In this surreal, dream-like movie-within-a-play, two orphan girls find color in their lives by living in a silent-film world of black, white and varying shades of gray. Author Kerry Muir won the Maxim Mazumdar Award in 2010 for the play and Debbie Devine directs the West Coast premiere that includes Spanish supertitles. At the 24th Street Theatre, 1117 West 24th St. (nr Hoover) Tkts: (213) 745-6516 or

Wednesday, March 4, 2020

THE BLUEST EYE – Reviewed by theater colleague Rosemary Thomas.

Toni Morrison

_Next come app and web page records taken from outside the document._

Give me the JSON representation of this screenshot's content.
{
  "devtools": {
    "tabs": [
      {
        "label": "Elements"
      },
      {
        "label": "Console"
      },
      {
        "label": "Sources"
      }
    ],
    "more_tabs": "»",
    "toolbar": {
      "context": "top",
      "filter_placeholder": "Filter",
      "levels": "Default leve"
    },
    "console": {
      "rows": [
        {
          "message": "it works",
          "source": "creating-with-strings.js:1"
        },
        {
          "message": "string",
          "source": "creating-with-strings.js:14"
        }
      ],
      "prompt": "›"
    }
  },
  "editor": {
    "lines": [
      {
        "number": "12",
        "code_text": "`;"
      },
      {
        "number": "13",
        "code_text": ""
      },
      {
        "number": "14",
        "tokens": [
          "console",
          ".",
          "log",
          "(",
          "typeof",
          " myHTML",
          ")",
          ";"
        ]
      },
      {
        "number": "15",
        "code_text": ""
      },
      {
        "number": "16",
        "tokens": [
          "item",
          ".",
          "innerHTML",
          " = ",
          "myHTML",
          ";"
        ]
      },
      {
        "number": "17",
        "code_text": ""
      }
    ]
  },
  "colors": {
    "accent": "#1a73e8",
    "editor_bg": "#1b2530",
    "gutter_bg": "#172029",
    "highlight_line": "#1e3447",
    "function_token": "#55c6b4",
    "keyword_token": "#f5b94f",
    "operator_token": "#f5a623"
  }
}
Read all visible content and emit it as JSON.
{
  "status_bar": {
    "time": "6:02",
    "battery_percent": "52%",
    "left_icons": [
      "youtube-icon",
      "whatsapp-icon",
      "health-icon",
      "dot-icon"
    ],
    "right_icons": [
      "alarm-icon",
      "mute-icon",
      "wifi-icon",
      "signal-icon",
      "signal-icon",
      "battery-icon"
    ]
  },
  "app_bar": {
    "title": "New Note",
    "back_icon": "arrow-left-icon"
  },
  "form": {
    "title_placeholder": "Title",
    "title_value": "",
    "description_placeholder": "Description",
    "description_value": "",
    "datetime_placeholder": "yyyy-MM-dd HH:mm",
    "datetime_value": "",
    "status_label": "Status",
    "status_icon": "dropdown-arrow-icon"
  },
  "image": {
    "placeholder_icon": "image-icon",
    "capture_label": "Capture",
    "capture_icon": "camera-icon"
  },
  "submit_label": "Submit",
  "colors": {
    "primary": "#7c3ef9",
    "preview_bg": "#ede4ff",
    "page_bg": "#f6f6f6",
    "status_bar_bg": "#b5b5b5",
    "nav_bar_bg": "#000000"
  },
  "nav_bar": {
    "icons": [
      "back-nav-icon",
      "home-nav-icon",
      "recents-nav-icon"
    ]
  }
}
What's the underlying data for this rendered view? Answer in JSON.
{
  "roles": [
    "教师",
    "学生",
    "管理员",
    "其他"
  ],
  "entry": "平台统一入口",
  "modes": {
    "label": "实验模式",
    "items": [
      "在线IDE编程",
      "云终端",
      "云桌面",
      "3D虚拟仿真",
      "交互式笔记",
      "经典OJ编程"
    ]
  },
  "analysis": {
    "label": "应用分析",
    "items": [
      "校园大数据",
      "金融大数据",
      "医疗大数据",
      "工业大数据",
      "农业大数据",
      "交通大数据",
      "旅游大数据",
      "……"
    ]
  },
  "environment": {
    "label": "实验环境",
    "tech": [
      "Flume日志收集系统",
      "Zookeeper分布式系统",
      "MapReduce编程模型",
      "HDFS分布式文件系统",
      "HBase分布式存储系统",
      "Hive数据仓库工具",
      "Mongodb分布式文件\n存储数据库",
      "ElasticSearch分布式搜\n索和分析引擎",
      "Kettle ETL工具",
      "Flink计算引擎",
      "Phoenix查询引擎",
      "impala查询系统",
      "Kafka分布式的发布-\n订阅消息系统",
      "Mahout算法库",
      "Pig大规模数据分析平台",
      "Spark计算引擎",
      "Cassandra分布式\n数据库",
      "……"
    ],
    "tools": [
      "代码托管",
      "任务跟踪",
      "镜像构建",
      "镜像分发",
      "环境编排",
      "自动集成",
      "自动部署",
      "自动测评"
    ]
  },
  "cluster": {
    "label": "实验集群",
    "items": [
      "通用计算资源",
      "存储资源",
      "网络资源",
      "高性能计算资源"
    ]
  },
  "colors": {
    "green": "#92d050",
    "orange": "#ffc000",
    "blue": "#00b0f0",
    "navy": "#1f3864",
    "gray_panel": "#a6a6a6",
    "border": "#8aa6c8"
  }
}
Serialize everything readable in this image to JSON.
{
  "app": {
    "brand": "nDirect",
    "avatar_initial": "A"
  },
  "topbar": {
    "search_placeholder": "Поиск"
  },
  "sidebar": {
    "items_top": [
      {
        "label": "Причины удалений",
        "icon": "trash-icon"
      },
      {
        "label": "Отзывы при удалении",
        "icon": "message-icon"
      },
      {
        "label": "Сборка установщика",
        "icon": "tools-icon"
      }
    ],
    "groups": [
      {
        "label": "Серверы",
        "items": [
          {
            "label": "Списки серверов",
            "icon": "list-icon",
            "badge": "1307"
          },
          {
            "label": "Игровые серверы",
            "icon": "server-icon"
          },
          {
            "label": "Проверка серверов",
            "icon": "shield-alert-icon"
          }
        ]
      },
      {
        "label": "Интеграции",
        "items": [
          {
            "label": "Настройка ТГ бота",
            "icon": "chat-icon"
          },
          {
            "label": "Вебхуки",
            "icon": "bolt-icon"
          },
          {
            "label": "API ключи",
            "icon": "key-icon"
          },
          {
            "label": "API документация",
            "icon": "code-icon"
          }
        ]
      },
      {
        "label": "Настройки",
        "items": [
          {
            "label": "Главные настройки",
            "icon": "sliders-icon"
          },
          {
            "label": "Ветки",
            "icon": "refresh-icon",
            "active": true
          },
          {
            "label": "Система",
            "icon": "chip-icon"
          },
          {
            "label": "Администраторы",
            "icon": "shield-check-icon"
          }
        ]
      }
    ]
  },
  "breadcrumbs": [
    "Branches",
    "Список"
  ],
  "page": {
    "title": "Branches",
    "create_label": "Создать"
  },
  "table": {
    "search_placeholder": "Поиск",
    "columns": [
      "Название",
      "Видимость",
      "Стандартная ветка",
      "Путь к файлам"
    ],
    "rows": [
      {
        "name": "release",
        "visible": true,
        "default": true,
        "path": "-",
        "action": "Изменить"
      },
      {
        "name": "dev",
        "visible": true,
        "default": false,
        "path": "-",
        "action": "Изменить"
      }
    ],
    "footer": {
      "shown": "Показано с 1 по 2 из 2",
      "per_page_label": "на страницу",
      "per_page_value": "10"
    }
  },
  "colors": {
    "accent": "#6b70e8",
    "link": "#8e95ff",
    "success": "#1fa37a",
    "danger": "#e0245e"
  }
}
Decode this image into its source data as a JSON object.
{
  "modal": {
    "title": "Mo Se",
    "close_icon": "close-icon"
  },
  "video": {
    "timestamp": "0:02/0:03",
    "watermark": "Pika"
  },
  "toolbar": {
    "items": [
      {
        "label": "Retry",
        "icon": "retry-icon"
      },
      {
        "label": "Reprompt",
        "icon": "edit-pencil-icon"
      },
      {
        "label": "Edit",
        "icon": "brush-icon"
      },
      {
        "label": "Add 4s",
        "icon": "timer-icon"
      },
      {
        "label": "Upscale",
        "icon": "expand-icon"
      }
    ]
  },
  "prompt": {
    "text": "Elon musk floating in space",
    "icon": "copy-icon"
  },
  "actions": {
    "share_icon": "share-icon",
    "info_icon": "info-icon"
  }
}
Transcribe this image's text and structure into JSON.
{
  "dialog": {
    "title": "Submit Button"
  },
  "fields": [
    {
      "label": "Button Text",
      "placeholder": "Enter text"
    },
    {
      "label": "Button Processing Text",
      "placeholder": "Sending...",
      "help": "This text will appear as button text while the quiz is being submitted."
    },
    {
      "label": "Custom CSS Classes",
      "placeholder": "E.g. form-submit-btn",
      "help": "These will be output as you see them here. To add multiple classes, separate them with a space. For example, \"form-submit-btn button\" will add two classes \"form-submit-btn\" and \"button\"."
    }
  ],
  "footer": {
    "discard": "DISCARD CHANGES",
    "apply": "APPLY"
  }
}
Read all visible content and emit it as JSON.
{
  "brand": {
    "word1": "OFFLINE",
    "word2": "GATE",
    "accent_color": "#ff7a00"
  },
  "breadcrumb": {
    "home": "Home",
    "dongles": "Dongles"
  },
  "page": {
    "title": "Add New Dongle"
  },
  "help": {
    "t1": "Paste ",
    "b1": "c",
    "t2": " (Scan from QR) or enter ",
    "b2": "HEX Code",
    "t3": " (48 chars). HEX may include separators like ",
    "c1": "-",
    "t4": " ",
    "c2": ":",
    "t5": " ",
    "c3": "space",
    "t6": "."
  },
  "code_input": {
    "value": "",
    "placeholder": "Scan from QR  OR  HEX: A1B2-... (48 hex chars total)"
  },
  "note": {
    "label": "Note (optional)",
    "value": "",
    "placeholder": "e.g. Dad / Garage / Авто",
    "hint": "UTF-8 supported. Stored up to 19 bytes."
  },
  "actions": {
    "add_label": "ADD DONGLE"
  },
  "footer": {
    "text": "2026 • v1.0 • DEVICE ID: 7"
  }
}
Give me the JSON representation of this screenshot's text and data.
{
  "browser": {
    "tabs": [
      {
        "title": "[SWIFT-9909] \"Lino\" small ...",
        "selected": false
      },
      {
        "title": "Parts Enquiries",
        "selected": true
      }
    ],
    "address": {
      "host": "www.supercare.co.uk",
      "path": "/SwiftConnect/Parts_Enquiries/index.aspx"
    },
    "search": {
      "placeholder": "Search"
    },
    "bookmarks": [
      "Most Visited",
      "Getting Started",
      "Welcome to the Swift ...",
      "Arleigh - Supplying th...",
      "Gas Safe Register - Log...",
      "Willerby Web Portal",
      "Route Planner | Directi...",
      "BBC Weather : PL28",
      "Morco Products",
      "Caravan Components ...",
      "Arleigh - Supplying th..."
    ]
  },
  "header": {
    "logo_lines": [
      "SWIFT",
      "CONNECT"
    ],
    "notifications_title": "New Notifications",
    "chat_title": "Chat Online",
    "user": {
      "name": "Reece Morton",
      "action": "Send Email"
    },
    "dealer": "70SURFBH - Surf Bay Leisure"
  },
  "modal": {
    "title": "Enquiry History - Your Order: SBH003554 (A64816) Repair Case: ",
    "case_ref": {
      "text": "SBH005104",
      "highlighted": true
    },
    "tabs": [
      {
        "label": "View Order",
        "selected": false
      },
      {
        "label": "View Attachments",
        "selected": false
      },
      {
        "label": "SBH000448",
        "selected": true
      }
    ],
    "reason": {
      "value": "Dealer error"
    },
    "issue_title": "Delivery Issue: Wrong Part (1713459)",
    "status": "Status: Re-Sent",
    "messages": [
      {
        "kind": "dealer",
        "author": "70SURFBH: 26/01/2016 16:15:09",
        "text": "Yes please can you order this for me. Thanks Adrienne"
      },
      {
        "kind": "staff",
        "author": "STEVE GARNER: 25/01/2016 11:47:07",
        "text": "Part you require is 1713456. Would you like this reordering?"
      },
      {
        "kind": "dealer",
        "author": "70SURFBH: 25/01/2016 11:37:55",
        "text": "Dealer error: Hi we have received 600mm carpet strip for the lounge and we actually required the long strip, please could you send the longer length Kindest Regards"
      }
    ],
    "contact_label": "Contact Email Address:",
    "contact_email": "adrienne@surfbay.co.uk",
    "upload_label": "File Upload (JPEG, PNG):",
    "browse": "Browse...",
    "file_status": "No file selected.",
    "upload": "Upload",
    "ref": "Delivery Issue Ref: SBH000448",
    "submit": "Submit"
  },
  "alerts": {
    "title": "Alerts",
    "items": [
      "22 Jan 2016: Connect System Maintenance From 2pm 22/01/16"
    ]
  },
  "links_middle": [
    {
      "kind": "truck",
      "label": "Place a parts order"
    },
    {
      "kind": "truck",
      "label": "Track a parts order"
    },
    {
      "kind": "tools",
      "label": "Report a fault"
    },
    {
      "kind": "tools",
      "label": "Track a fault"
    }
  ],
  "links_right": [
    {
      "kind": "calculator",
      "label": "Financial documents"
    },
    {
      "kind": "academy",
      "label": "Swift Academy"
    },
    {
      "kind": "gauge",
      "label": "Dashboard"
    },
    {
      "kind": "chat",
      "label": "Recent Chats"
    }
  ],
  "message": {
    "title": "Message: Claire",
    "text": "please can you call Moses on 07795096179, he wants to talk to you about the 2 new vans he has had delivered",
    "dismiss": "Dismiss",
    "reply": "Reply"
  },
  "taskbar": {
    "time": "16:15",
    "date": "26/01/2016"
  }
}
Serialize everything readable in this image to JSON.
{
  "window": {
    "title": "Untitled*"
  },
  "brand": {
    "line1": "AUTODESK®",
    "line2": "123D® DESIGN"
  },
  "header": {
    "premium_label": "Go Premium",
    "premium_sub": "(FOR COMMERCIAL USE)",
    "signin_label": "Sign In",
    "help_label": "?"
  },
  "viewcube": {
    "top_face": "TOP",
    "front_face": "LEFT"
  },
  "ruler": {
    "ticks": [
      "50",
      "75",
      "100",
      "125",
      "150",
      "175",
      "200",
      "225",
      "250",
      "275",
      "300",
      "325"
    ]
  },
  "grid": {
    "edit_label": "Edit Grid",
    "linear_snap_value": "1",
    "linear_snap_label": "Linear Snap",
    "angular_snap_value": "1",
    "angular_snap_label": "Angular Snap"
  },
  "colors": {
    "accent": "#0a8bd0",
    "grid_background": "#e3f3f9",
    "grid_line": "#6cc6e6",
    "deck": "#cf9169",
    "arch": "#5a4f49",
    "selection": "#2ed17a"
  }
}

    I highly recommend this adaptation of Toni Morrison's novel, by Lydia R. Diamond, that started off Black History Month in Hollywood with a bang. Nobel winning author Morrison, after working on a short story about a little black girl who wanted blue eyes, wrote the book in 1965, based on a girl she’d known growing up in Ohio. By the time the book came out 5 years later she was an editor at Random House that went on to publish all her future novels.
    The story unfolds through the narrative of two young and playful sisters, Claudia (Briana Price) and Frieda (ReSheda Terry). Their mother temporarily takes in their playmate, Pecola (Rodnesha Green), who the neighbors have deemed ‘ugly.’ It's with their watching eyes that we see the sorrows, hopes, fears and racial bias that dictate the flavor of all their lives.
    This ensemble of talented women and men brought to life the acerbic nature of humanity in the 1940's along with the consequences of personal choices. Director, Bernadette Speakes and choreographer Shari Rhone, used lively dance and soul touching songs in perfect intervals. The show is creative and masterful - from the set design to the costumes.
    Initially I was taken aback when the two lead actors changed from their child character voices and demeanor to take on an adult tone as they faced the audience to tell the story. But the candidness with which these words were spoken added a deeper layer of honesty a child may not have been able to express
    This haunting play does not shrink from stirring up the audience and cutting a hole in one's heart to expose the soft or hard (as the case may be) inner core. The actors seemed to know instinctively how to pull the marrow out of the characters they were cast to portray. The precision and purpose in which the characters entered and exited the stage made the two hours of uninterrupted performance fly. While the tenor of the play is drama, humor is plentiful. 
    An All the Way West Production at the Hudson BackstageTheatre, Hollywood.